| WHAT NEEDS TO BE DONE |
Return all of the data exactly, omitting any images.

| Entries from a dataset of interfaces |
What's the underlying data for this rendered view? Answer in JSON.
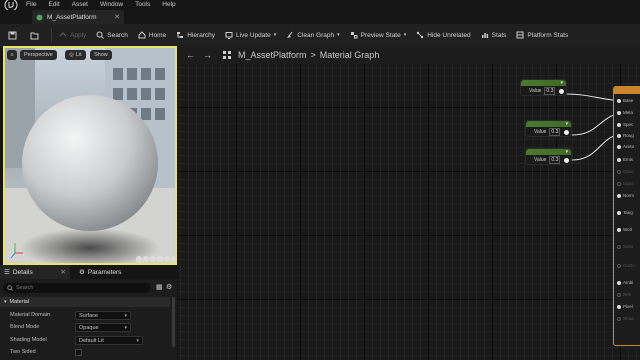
{
  "menu": [
    "File",
    "Edit",
    "Asset",
    "Window",
    "Tools",
    "Help"
  ],
  "tab": {
    "label": "M_AssetPlatform"
  },
  "toolbar": {
    "apply": "Apply",
    "search": "Search",
    "home": "Home",
    "hierarchy": "Hierarchy",
    "live_update": "Live Update",
    "clean_graph": "Clean Graph",
    "preview_state": "Preview State",
    "hide_unrelated": "Hide Unrelated",
    "stats": "Stats",
    "platform_stats": "Platform Stats"
  },
  "viewport": {
    "perspective": "Perspective",
    "lit": "Lit",
    "show": "Show"
  },
  "panels": {
    "details_tab": "Details",
    "parameters_tab": "Parameters",
    "search_placeholder": "Search",
    "section": "Material",
    "properties": [
      {
        "label": "Material Domain",
        "value": "Surface"
      },
      {
        "label": "Blend Mode",
        "value": "Opaque"
      },
      {
        "label": "Shading Model",
        "value": "Default Lit"
      },
      {
        "label": "Two Sided",
        "value": ""
      }
    ]
  },
  "graph": {
    "breadcrumb_asset": "M_AssetPlatform",
    "breadcrumb_sep": ">",
    "breadcrumb_graph": "Material Graph",
    "nodes": [
      {
        "label": "Value",
        "value": "0.3"
      },
      {
        "label": "Value",
        "value": "0.3"
      },
      {
        "label": "Value",
        "value": "0.3"
      }
    ],
    "result_pins": [
      "Base",
      "Meta",
      "Spec",
      "Roug",
      "Aniso",
      "Emis",
      "Opac",
      "Opac",
      "Norm",
      "Tang",
      "Worl",
      "Subs",
      "Custo",
      "Ambi",
      "Refr",
      "Pixel",
      "Shad"
    ]
  },
  "colors": {
    "accent_viewport": "#e6e46a",
    "result_node": "#c9852e",
    "constant_node": "#4b7a2e"
  }
}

| ANSWER SECTION |
What's the underlying data for this rendered view? Answer in JSON.
{
  "menu": [
    "File",
    "Edit",
    "Asset",
    "Window",
    "Tools",
    "Help"
  ],
  "tab": {
    "label": "M_AssetPlatform"
  },
  "toolbar": {
    "apply": "Apply",
    "search": "Search",
    "home": "Home",
    "hierarchy": "Hierarchy",
    "live_update": "Live Update",
    "clean_graph": "Clean Graph",
    "preview_state": "Preview State",
    "hide_unrelated": "Hide Unrelated",
    "stats": "Stats",
    "platform_stats": "Platform Stats"
  },
  "viewport": {
    "perspective": "Perspective",
    "lit": "Lit",
    "show": "Show"
  },
  "panels": {
    "details_tab": "Details",
    "parameters_tab": "Parameters",
    "search_placeholder": "Search",
    "section": "Material",
    "properties": [
      {
        "label": "Material Domain",
        "value": "Surface"
      },
      {
        "label": "Blend Mode",
        "value": "Opaque"
      },
      {
        "label": "Shading Model",
        "value": "Default Lit"
      },
      {
        "label": "Two Sided",
        "value": ""
      }
    ]
  },
  "graph": {
    "breadcrumb_asset": "M_AssetPlatform",
    "breadcrumb_sep": ">",
    "breadcrumb_graph": "Material Graph",
    "nodes": [
      {
        "label": "Value",
        "value": "0.3"
      },
      {
        "label": "Value",
        "value": "0.3"
      },
      {
        "label": "Value",
        "value": "0.3"
      }
    ],
    "result_pins": [
      "Base",
      "Meta",
      "Spec",
      "Roug",
      "Aniso",
      "Emis",
      "Opac",
      "Opac",
      "Norm",
      "Tang",
      "Worl",
      "Subs",
      "Custo",
      "Ambi",
      "Refr",
      "Pixel",
      "Shad"
    ]
  },
  "colors": {
    "accent_viewport": "#e6e46a",
    "result_node": "#c9852e",
    "constant_node": "#4b7a2e"
  }
}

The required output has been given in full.